╭─ Available data

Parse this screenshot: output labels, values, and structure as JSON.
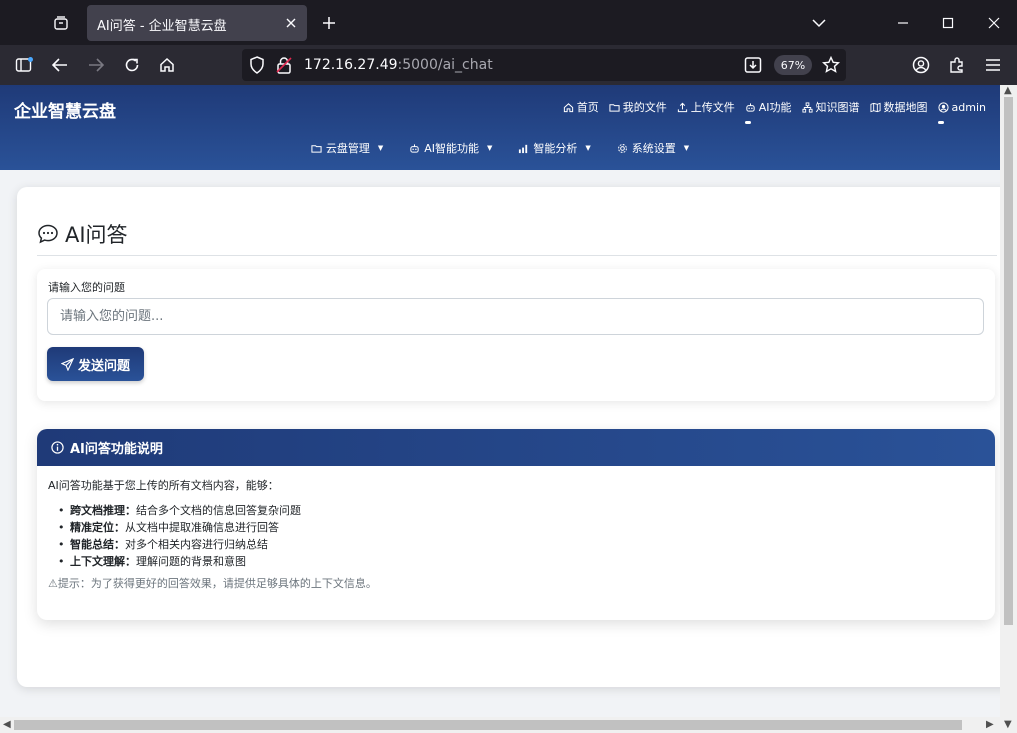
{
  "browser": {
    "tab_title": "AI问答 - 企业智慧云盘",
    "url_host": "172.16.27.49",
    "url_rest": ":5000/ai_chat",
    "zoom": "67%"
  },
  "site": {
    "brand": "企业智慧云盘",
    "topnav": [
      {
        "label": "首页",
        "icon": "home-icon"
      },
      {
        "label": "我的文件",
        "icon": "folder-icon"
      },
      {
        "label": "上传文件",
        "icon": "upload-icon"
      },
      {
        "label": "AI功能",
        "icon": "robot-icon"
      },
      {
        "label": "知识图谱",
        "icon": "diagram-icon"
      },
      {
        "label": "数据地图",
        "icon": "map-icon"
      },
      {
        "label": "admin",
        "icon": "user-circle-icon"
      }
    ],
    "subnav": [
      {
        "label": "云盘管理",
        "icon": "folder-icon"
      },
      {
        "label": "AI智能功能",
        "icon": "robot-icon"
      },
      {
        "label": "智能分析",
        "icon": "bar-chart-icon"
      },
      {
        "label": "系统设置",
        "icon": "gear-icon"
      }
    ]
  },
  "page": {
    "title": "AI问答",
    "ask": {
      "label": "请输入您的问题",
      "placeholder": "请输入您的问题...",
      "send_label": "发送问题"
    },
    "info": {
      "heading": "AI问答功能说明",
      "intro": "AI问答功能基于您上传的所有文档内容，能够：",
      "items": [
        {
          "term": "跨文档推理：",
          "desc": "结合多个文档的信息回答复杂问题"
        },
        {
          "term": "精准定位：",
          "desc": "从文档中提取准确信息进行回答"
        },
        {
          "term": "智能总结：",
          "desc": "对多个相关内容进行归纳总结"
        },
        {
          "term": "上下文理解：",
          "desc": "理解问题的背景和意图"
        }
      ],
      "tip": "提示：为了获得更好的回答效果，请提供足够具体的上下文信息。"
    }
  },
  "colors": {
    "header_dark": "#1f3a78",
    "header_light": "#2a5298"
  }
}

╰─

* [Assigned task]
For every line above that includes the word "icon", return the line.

* [Answer for the task]
        "icon": "home-icon"
        "icon": "folder-icon"
        "icon": "upload-icon"
        "icon": "robot-icon"
        "icon": "diagram-icon"
        "icon": "map-icon"
        "icon": "user-circle-icon"
        "icon": "folder-icon"
        "icon": "robot-icon"
        "icon": "bar-chart-icon"
        "icon": "gear-icon"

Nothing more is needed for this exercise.